§ SUPPLIED DATA:

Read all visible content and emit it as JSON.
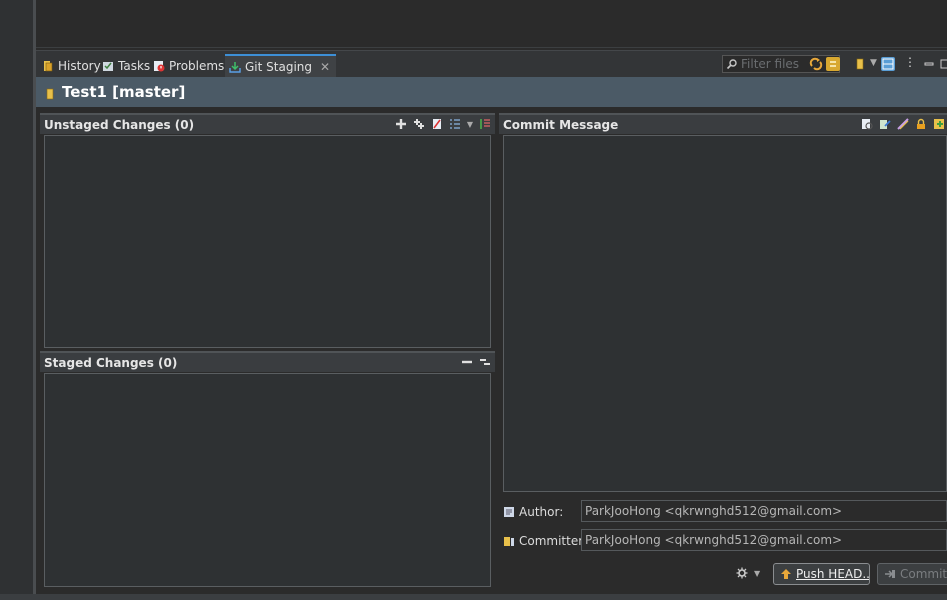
{
  "tabs": [
    {
      "label": "History",
      "icon": "history-icon"
    },
    {
      "label": "Tasks",
      "icon": "tasks-icon"
    },
    {
      "label": "Problems",
      "icon": "problems-icon"
    },
    {
      "label": "Git Staging",
      "icon": "git-staging-icon",
      "active": true
    }
  ],
  "toolbar": {
    "filter_placeholder": "Filter files"
  },
  "repo": {
    "title": "Test1 [master]"
  },
  "unstaged": {
    "title": "Unstaged Changes (0)"
  },
  "staged": {
    "title": "Staged Changes (0)"
  },
  "commit": {
    "title": "Commit Message",
    "message": "",
    "author_label": "Author:",
    "author_value": "ParkJooHong <qkrwnghd512@gmail.com>",
    "committer_label": "Committer:",
    "committer_value": "ParkJooHong <qkrwnghd512@gmail.com>",
    "push_label": "Push HEAD...",
    "commit_label": "Commit"
  },
  "colors": {
    "accent": "#3d8fd6",
    "repo_bar": "#4b5a66",
    "background": "#2b2b2b"
  }
}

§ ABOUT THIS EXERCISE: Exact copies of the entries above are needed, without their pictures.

§ ANSWER TO THIS EXERCISE:
Read all visible content and emit it as JSON.
{
  "tabs": [
    {
      "label": "History",
      "icon": "history-icon"
    },
    {
      "label": "Tasks",
      "icon": "tasks-icon"
    },
    {
      "label": "Problems",
      "icon": "problems-icon"
    },
    {
      "label": "Git Staging",
      "icon": "git-staging-icon",
      "active": true
    }
  ],
  "toolbar": {
    "filter_placeholder": "Filter files"
  },
  "repo": {
    "title": "Test1 [master]"
  },
  "unstaged": {
    "title": "Unstaged Changes (0)"
  },
  "staged": {
    "title": "Staged Changes (0)"
  },
  "commit": {
    "title": "Commit Message",
    "message": "",
    "author_label": "Author:",
    "author_value": "ParkJooHong <qkrwnghd512@gmail.com>",
    "committer_label": "Committer:",
    "committer_value": "ParkJooHong <qkrwnghd512@gmail.com>",
    "push_label": "Push HEAD...",
    "commit_label": "Commit"
  },
  "colors": {
    "accent": "#3d8fd6",
    "repo_bar": "#4b5a66",
    "background": "#2b2b2b"
  }
}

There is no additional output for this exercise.